Written by A Guest Blogger
My name is Rebecca Elizabeth and I am currently studying for my masters in law at the London School of Economics. My husband (then fiancé) made the decision to pay off all his debts whilst being an undergraduate student. We learnt so much from this experience, and with so many other students struggling with money management, I decided to start a blog about personal finance so students could share the tips and ideas we learnt – SavingScotts was born!
And here I am to share some of that wisdom with you on the Student Nannies’ blog in this guest post. Autumn term is coming to a close and odds are you’re finding yourself at the end of your student loans. With money running short, Christmas presents and parties adding up, you need some money saving tips to make it until the January loan installment. Here’s my top ten thrifty tricks for students….

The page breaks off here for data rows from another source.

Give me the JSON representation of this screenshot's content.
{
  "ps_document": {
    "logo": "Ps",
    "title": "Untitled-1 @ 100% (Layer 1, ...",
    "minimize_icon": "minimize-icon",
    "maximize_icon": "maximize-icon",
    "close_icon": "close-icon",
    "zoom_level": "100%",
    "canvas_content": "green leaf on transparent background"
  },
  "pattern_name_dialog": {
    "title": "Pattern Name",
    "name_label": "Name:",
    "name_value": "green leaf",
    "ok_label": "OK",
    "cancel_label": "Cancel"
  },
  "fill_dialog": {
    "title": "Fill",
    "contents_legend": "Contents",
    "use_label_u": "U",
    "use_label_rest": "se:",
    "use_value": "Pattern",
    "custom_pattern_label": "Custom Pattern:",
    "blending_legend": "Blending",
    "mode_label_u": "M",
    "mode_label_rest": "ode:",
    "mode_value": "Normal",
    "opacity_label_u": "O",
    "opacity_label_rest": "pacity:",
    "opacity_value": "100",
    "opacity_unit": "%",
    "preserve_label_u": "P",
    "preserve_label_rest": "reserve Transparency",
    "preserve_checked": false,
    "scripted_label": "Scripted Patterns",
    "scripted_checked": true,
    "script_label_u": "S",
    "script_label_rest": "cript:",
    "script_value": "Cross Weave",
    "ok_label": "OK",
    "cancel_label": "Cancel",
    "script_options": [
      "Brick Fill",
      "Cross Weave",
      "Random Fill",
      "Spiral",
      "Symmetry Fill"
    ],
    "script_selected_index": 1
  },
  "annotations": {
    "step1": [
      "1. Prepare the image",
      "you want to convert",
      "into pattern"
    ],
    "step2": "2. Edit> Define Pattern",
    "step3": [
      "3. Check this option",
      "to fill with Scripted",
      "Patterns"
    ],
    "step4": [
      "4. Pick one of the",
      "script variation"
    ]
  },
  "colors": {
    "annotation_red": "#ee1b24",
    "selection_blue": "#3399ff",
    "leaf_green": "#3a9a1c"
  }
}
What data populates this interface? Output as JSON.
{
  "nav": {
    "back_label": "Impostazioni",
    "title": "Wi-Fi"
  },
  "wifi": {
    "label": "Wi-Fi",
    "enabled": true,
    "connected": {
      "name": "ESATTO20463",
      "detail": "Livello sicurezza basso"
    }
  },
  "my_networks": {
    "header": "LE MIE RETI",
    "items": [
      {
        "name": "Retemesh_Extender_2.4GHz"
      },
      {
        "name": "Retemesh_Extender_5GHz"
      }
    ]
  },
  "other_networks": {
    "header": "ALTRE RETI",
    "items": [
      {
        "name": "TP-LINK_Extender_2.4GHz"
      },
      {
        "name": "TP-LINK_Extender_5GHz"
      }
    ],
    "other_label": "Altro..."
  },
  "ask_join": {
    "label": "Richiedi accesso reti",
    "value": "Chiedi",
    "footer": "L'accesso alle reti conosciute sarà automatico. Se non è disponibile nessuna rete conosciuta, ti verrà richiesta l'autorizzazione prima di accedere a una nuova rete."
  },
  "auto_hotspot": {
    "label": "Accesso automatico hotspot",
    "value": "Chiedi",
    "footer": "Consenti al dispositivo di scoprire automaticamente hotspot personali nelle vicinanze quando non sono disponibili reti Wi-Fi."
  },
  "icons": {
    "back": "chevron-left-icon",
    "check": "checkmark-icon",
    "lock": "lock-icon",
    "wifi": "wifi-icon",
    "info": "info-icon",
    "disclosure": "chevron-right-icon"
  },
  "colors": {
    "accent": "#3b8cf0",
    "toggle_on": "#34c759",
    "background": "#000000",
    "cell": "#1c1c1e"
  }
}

- Cook with friends. Food shopping for one can be quite expensive as often you will purchase larger quantities than you need just because it is the smallest amount available. Shopping and cooking with friends allows you to share the workload, take advantage of special bulk offers and reduce the cost of your weekly shop.
- Buy your textbooks secondhand. Textbooks are extortionately expensive, especially from the campus bookstore. Odds are you can find a much more reasonably priced second-hand copy from someone in the year above you. Check to see if your department runs book sales or see if there is a Facebook buy/sell page for your course.
- Don’t pay for a TV license if you don’t need it. If you are a student, your parents have a TV license and you are watching on a device not plugged into the mains, you do not need to pay for a license. If you do require a license don’t forget to reclaim the summer months you are not living away from home. For more information to help you understand if you need to pay click here.
- Take advantage of student discounts. Both NUS and UniDays offer great student discount systems well worth subscribing to. After all why pay full price when you don’t have. It is also always worth asking if a store/restaurant offers a student discount as it is not always clearly advertised (especially for smaller non-chain companies).
- Ask a member of staff what time their supermarket marks down food items and schedule your shops for that time. Typically supermarkets will do their biggest reductions at about 7/8pm. Most supermarkets have a designated reduced section for different departments (chilled, fresh, dry goods) so it is a good idea to familiarise yourself where these are in your local store.
- Get the best student bank account for you. Whilst the biggest selling point for most student bank accounts is their overdraft (not something we advocate dipping into) they will offer additional freebies including NUS cards, train or coach discount cards. Look at which of these freebies will be of most benefit and value to you when deciding who to bank with.
- Most students will work part-time during their studies in order to bring in some extra income. Working as a Student Nanny offers a great opportunity for flexible work schedules, avoids zero hours contracts and provides the chance for you to network with local professionals and gain valuable work experience. StudentNannies.com is a great place to look for nannying work suited to fit around a student’s busy schedule. If you are looking for something even more flexible consider getting an online job that allows you to work from home.
- Being on a tight budget doesn’t have to mean no fun. From free festivals, museums and galleries wherever you live there is sure to be plenty of free (or low cost events to go to). Don’t forget events on campus are also often low cost or free as they know students are on a small budget. You can also get 2for1 movies for the whole year for less than £2 (learn how ) making it a great budget outing as you can combine it with student price tickets for an extra discount.
When the next student loan comes pays out in January there are couple of things you can do to make your money go even further next term :
- Pay your rent first. Most landlords if you ask are happy for you to pay several months upfront, just be sure to ask first so they know that is what you are doing. When you get your termly student finance in, pay that term’s rent.
- Pop the remaining money into a separate account. Pay yourself an income. Odds are you get student finance three times a year, you might also get some sporadic scholarships or grants. When money comes in so irregularly it can feel tricky to establish a budget. Open up a separate account and set up a standing order for your ‘salary’. Depending on how easy you find it to manage your money you may wish to ‘pay yourself’ weekly, bi-weekly or monthly. Just do what best suits you and your spending habits.
With some creative ideas you can make living on a student budget a liberating not limiting experience.
For more information on any of the above, take a look at SavingScotts. We have tons of articles on managing, earning and saving money all aimed at students and millennials.